As Lev Manovich convincingly discusses in his text “What is Digital Cinema?” cinema has long wanted to distance itself from traces of its production, which has led to the belief that cinema is mainly concerned with capturing reality rather than shaping it. Manovich argues that this is a misconception. First of all, the forerunners to the Cinematograph – the Zootrope, Phenakistoscope and the like – relied on hand-drawn images, rather than photographic imagery, which ties animation back to the roots of cinema. Second, seen from an indexical point of view, Manovich argues that the line between photographic realism and special effects or animation is blurred in the age of digital cinema since everything is reduced to pixels. “Cinema can no longer be clearly distinguished from animation. It is no longer an indexical media technology but, rather, a subgenre to painting”. In this case, Rajewsky’s division between different media can be called into question. If all film in the age of digital cinema is a “subgenre to painting”, is the combination film and painting really an intermedial combination? Or is everything in the digital age intertwined when converted to pixels so that intermediality in film becomes less relevant to examine?

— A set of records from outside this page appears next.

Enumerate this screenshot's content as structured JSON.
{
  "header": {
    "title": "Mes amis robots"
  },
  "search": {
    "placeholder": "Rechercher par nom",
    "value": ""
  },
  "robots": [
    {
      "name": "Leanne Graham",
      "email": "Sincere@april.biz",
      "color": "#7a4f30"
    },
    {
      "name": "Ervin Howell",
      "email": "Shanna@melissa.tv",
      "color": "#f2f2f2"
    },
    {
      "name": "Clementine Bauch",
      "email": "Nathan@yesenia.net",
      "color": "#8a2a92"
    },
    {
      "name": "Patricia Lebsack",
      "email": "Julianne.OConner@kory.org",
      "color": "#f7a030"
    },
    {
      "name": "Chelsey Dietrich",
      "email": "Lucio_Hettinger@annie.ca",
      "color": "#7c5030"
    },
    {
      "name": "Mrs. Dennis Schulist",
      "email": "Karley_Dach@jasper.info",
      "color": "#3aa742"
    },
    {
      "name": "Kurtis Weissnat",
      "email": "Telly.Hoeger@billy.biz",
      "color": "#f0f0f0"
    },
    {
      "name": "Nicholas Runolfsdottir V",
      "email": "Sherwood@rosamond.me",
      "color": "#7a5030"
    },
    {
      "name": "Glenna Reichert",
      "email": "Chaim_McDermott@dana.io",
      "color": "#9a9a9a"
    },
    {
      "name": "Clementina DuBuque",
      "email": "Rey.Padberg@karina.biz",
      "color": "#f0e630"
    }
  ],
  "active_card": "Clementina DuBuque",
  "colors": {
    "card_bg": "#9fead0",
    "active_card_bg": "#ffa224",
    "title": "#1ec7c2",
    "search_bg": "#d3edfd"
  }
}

This opens up for discussion that I do not have the possibility to engage with in the scope of this short essay. I have, however, tried to discuss and problematises certain aspects of the concept of intermediality in relation to the film Loving Vincent. In applying Rajewsky’s theory on the film, it is without doubt intermedial in its combination of film, painting and digital technology. Intermediality in film – at least media combinations – might nevertheless need a re-examination in the age of digital cinema, as Manovich reminds us. In the film’s desire to bring literal movement to paintings that in themselves only convey movement figuratively, there is also a recognition of film’s status as the most suitable medium to convey movement, which ties into ideas articulated by Clair and Carroll. This discussion illustrates that the concepts media specificity and intermediality are two sides of the same coin.
Carroll, Noël. The Philosophy of Moving Pictures. Malden, MA: Blackwell, 2008.
Clair, René. Réflexion faite. Notes pour servir à l’historie de l’art cinématographique de 1920 à 1950. Paris: Éditions Gallimard, 1951.
Gaurdeault, André and Philippe Marion. “The Cinema as a Model for the Genealogy of Media”. Convergence 8, issue 4 (2002): 12-18.
Lindvall, Sebastian. ”Tecknarens kontrakt”. FLM 10 (autumn 2017): 22-29.
Manovich, Lev. “What is Digital Cinema?”. In Critical Visions in Film Theory: Classic and Contemporary Readings, edited by Timothy Corrigan, Patricia White and Meta Mazaj. Boston/New York: Bedford/St Martin’s, 2011, 1060-1068.
O’Falt, Chris.”’Loving Vincent’: How 125 Artists and 65,000 Paintings Made the World’s First Oil-Painted Movie”. Indiewire. Controlled 4/1 2018.
Rajewsky, Irina O. “Intermediality, Intertextuality, and Remediation: A Literary Perspective on Intermediality”. Intermédialités 6, (2005): 43–64.